Work to complete: For this exercise, restate every line below word for word and drop the images.

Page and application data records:
-- Opening Marker --

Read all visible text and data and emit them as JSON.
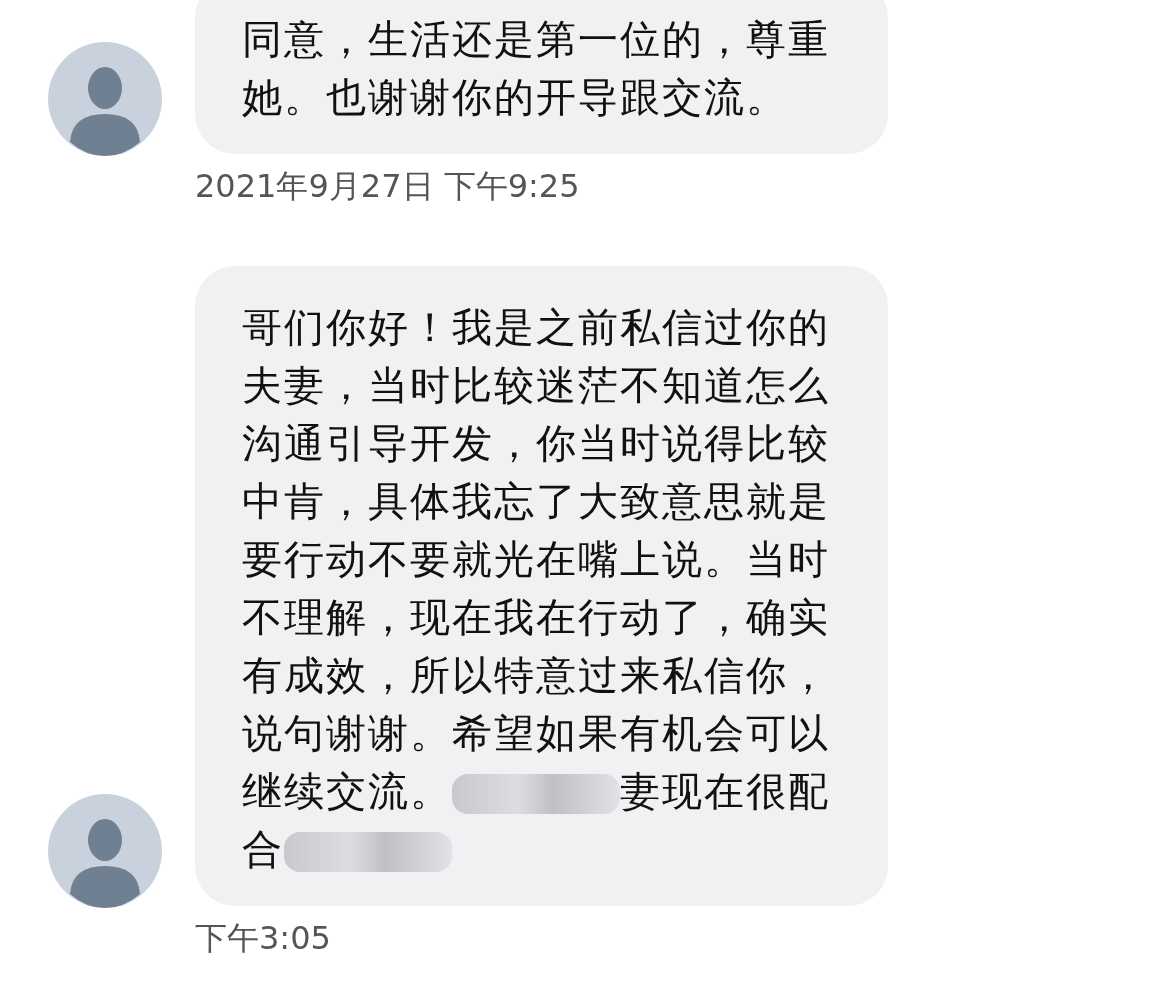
{
  "messages": [
    {
      "segments": [
        {
          "kind": "text",
          "text": "同意，生活还是第一位的，尊重她。也谢谢你的开导跟交流。"
        }
      ],
      "time": "2021年9月27日 下午9:25"
    },
    {
      "segments": [
        {
          "kind": "text",
          "text": "哥们你好！我是之前私信过你的夫妻，当时比较迷茫不知道怎么沟通引导开发，你当时说得比较中肯，具体我忘了大致意思就是要行动不要就光在嘴上说。当时不理解，现在我在行动了，确实有成效，所以特意过来私信你，说句谢谢。希望如果有机会可以"
        },
        {
          "kind": "text",
          "text": "继续交流。"
        },
        {
          "kind": "redacted"
        },
        {
          "kind": "text",
          "text": "妻现在很配"
        },
        {
          "kind": "text",
          "text": "合"
        },
        {
          "kind": "redacted"
        }
      ],
      "time": "下午3:05"
    }
  ]
}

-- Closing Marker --

Answer for this exercise:
Read all visible text and data and emit them as JSON.
{
  "messages": [
    {
      "segments": [
        {
          "kind": "text",
          "text": "同意，生活还是第一位的，尊重她。也谢谢你的开导跟交流。"
        }
      ],
      "time": "2021年9月27日 下午9:25"
    },
    {
      "segments": [
        {
          "kind": "text",
          "text": "哥们你好！我是之前私信过你的夫妻，当时比较迷茫不知道怎么沟通引导开发，你当时说得比较中肯，具体我忘了大致意思就是要行动不要就光在嘴上说。当时不理解，现在我在行动了，确实有成效，所以特意过来私信你，说句谢谢。希望如果有机会可以"
        },
        {
          "kind": "text",
          "text": "继续交流。"
        },
        {
          "kind": "redacted"
        },
        {
          "kind": "text",
          "text": "妻现在很配"
        },
        {
          "kind": "text",
          "text": "合"
        },
        {
          "kind": "redacted"
        }
      ],
      "time": "下午3:05"
    }
  ]
}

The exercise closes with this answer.